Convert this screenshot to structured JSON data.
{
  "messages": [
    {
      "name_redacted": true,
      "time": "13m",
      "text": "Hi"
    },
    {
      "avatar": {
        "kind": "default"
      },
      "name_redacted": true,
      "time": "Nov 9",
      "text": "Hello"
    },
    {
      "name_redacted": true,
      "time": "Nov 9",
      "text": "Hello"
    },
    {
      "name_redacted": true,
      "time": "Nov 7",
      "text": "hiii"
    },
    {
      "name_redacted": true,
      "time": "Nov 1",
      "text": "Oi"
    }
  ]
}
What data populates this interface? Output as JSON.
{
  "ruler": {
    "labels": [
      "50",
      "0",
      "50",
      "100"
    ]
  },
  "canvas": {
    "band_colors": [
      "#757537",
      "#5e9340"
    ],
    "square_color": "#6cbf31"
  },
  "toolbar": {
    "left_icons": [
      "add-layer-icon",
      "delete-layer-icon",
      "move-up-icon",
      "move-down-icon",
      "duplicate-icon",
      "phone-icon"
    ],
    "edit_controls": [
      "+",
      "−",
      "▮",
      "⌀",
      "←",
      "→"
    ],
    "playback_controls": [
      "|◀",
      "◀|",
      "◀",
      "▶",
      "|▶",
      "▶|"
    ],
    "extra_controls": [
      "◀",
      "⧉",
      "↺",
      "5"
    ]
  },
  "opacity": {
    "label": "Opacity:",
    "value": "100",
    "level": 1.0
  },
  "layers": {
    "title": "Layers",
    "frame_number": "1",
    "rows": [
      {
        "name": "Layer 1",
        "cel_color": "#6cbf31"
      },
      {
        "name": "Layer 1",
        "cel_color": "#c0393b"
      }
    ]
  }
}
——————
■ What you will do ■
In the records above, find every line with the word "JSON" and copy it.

■ Completed task ■
Convert this screenshot to structured JSON data.
What data populates this interface? Output as JSON.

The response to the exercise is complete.